The one-block business area surprisingly has most of the amenities--gas stations, package store, southern-style cafe, pizza, library and a medical center. The package store says "buy beer, it's cheaper than gas." Although I did get almost five gallons for my $10 today. Wow. Maybe we'll actually drive somewhere.

Today was my first time voting in Georgia, and I was sent to the Bunnyville library for the privilege. Even in this small outpost, Georgia uses a surprisingly high tech system. No curtains and pencil-marked ballots here. 

When I walked in, thankfully during a slow period, I was greeted by a nice gentleman who directed me to two older ladies behind a table. They checked my license and had me fill out a form with name and address. They carefully compared the license and my form. (p.s. I have taken out my driver's license here more times in a week than I did in a year in New Hampshire)
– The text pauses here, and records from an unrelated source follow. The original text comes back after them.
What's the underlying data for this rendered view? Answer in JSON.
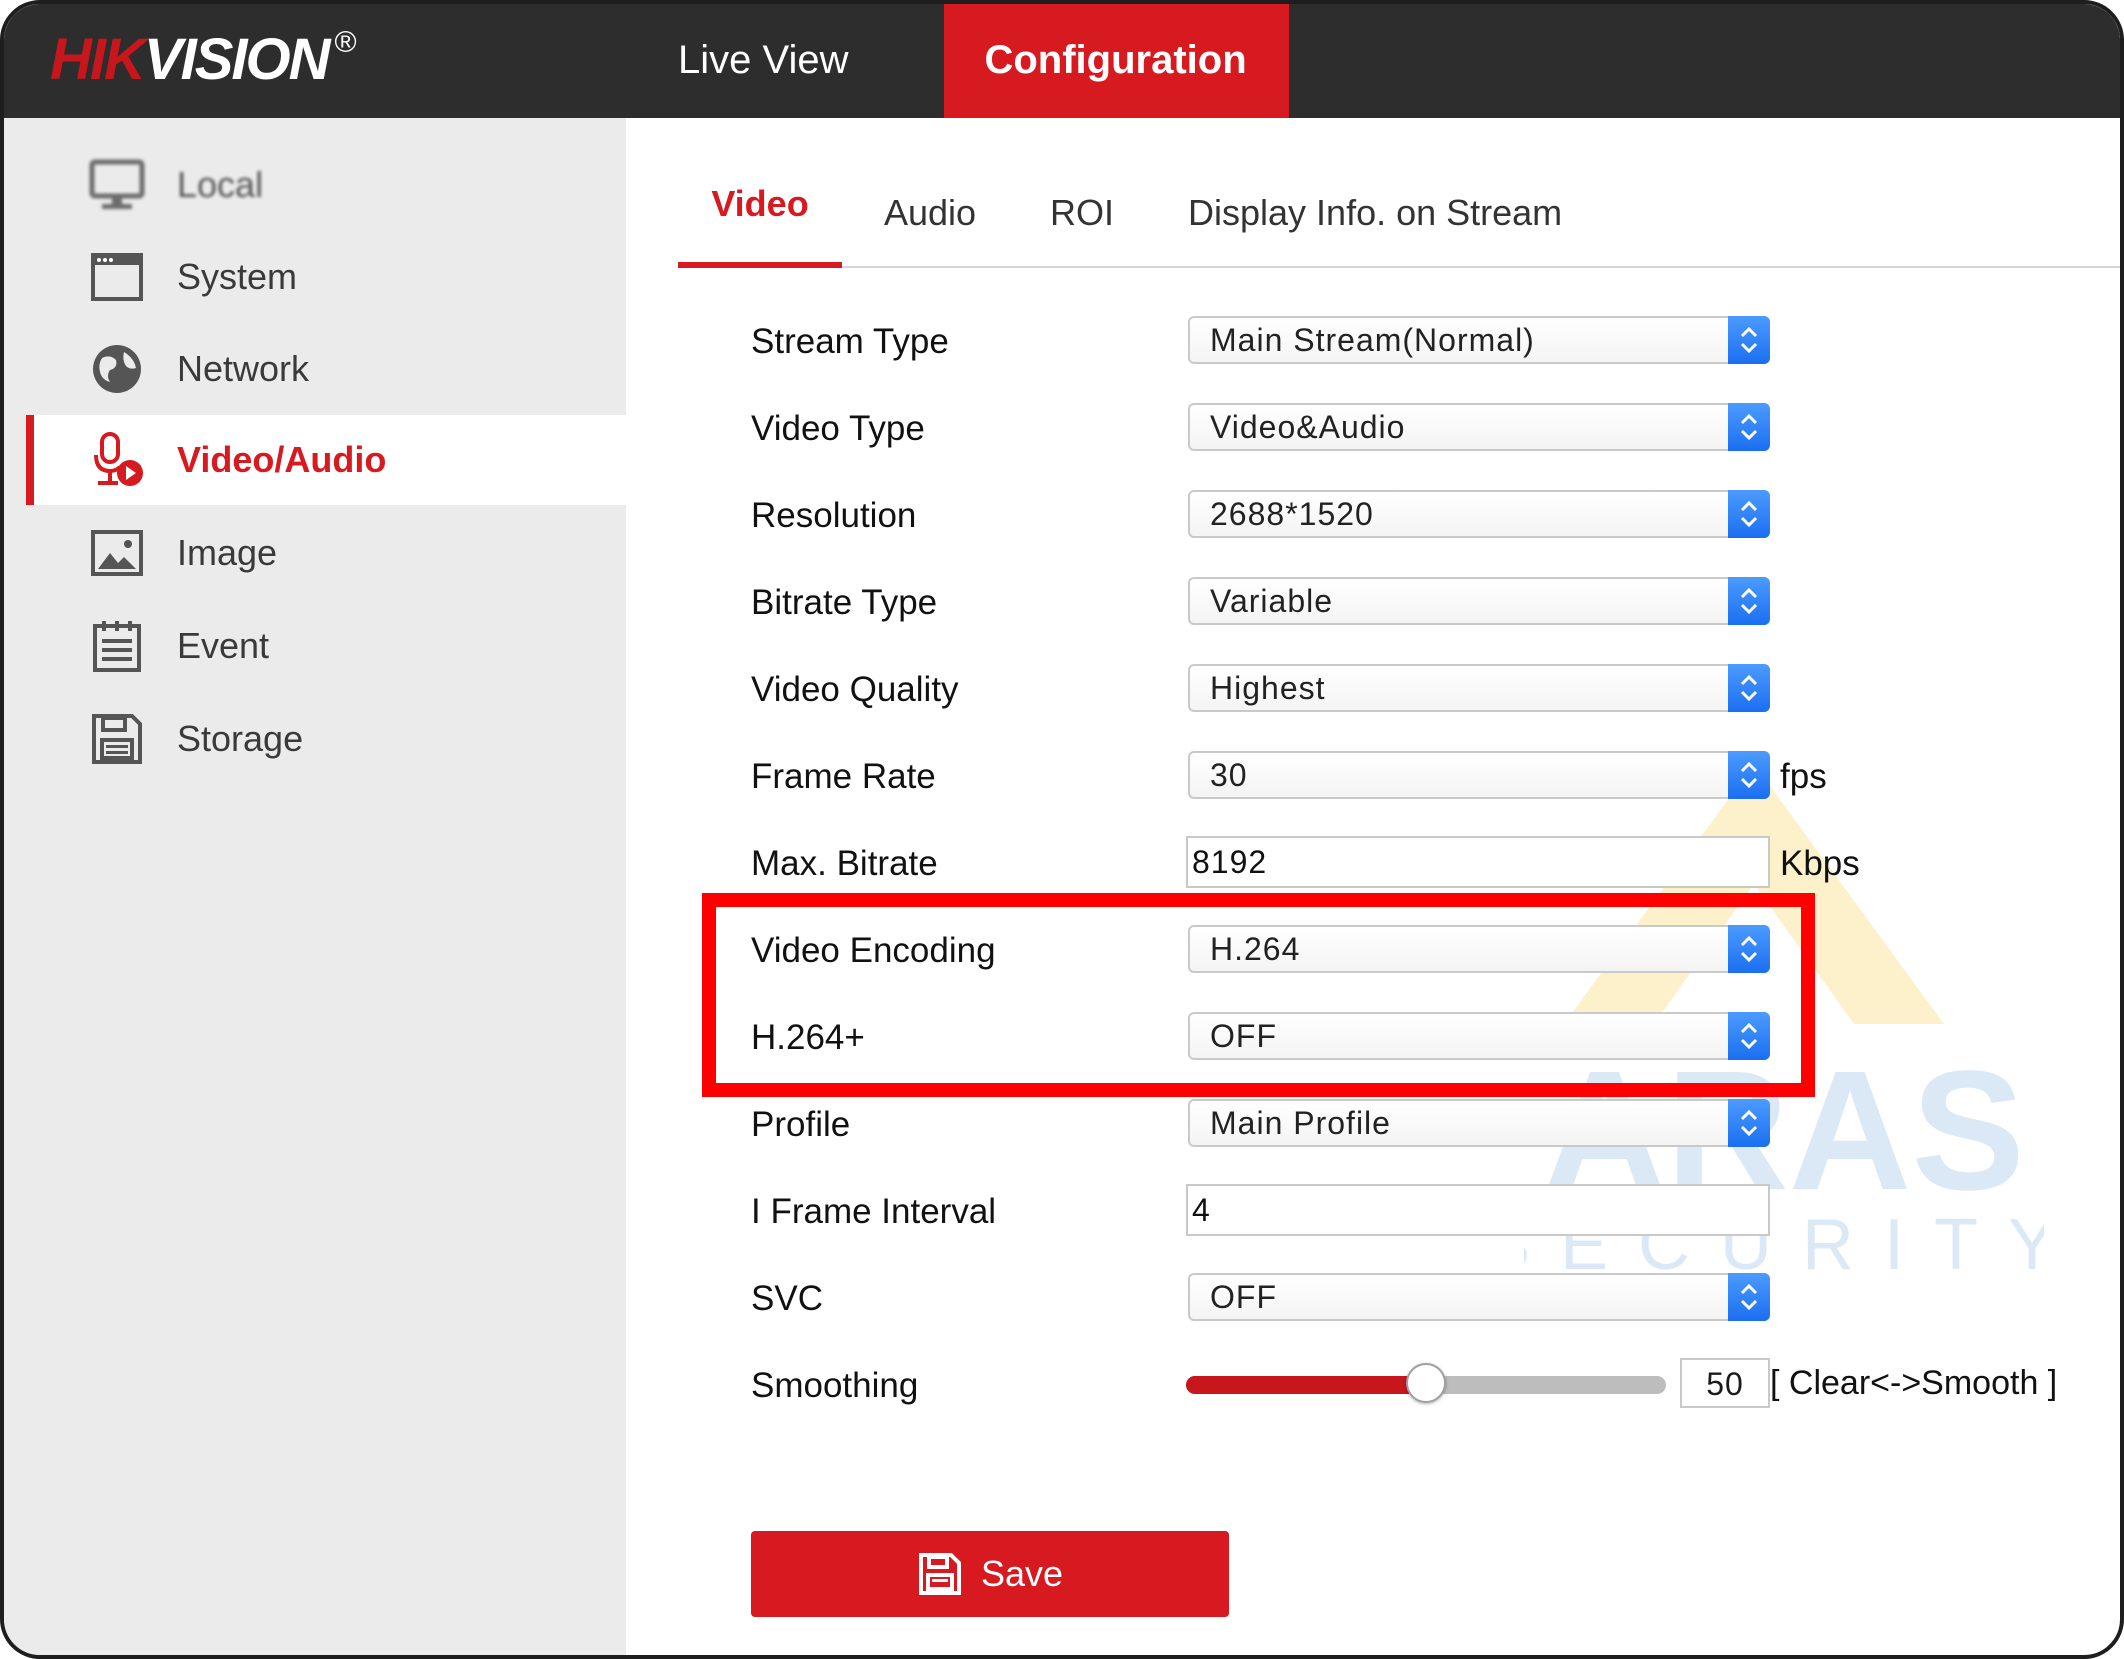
{
  "brand": {
    "logo_part1": "HIK",
    "logo_part2": "VISION",
    "logo_mark": "®"
  },
  "topnav": {
    "live_view": "Live View",
    "configuration": "Configuration"
  },
  "sidebar": {
    "items": [
      {
        "label": "Local",
        "icon": "monitor-icon"
      },
      {
        "label": "System",
        "icon": "window-icon"
      },
      {
        "label": "Network",
        "icon": "globe-icon"
      },
      {
        "label": "Video/Audio",
        "icon": "microphone-play-icon",
        "active": true
      },
      {
        "label": "Image",
        "icon": "picture-icon"
      },
      {
        "label": "Event",
        "icon": "calendar-list-icon"
      },
      {
        "label": "Storage",
        "icon": "floppy-disk-icon"
      }
    ]
  },
  "tabs": [
    {
      "label": "Video",
      "active": true
    },
    {
      "label": "Audio"
    },
    {
      "label": "ROI"
    },
    {
      "label": "Display Info. on Stream"
    }
  ],
  "form": {
    "stream_type": {
      "label": "Stream Type",
      "value": "Main Stream(Normal)"
    },
    "video_type": {
      "label": "Video Type",
      "value": "Video&Audio"
    },
    "resolution": {
      "label": "Resolution",
      "value": "2688*1520"
    },
    "bitrate_type": {
      "label": "Bitrate Type",
      "value": "Variable"
    },
    "video_quality": {
      "label": "Video Quality",
      "value": "Highest"
    },
    "frame_rate": {
      "label": "Frame Rate",
      "value": "30",
      "unit": "fps"
    },
    "max_bitrate": {
      "label": "Max. Bitrate",
      "value": "8192",
      "unit": "Kbps"
    },
    "video_encoding": {
      "label": "Video Encoding",
      "value": "H.264"
    },
    "h264_plus": {
      "label": "H.264+",
      "value": "OFF"
    },
    "profile": {
      "label": "Profile",
      "value": "Main Profile"
    },
    "i_frame_interval": {
      "label": "I Frame Interval",
      "value": "4"
    },
    "svc": {
      "label": "SVC",
      "value": "OFF"
    },
    "smoothing": {
      "label": "Smoothing",
      "value": "50",
      "value_fraction": 0.5,
      "hint": "[ Clear<->Smooth ]"
    }
  },
  "save": {
    "label": "Save"
  },
  "watermark": {
    "line1": "ARAS",
    "line2": "SECURITY"
  },
  "colors": {
    "accent": "#d71920",
    "topbar": "#2d2d2d",
    "sidebar": "#ebebeb",
    "select_arrow": "#2a7cf6",
    "highlight": "#ff0000"
  }
}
Then I was handed off to Ruby, resplendent in 1920s hair waves and satin blouse, who checked my license and form against a computer screen.  It took Ruby a minute as she looked up my last name wrong. (A constant down here) Then I went on to the next dear soul, wearing her Sunday hat, who took my form and issued me a yellow key card. 

After a few minutes fiddling around and realizing the card stayed in the machine (no swiping), I quickly voted on the touch screen. Some progressive community development and land preservation warrants on the ballot, I was glad to see. Many of the county officials ran unopposed. Maybe they can't get anyone to run. I can understand that after my own brief and painful foray into town government. 

I handed in my yellow card, was given a peach sticker (sweet) and bid a kind farewell by all.

The whole thing was fast, under ten minutes, but a much more intensive process than Bethlehem, NH, where you check in, get your ballot, mark it and check out. 

My next goal is to find out where the name Rabbittown came, catfish and hush puppies at the cafe, anyone?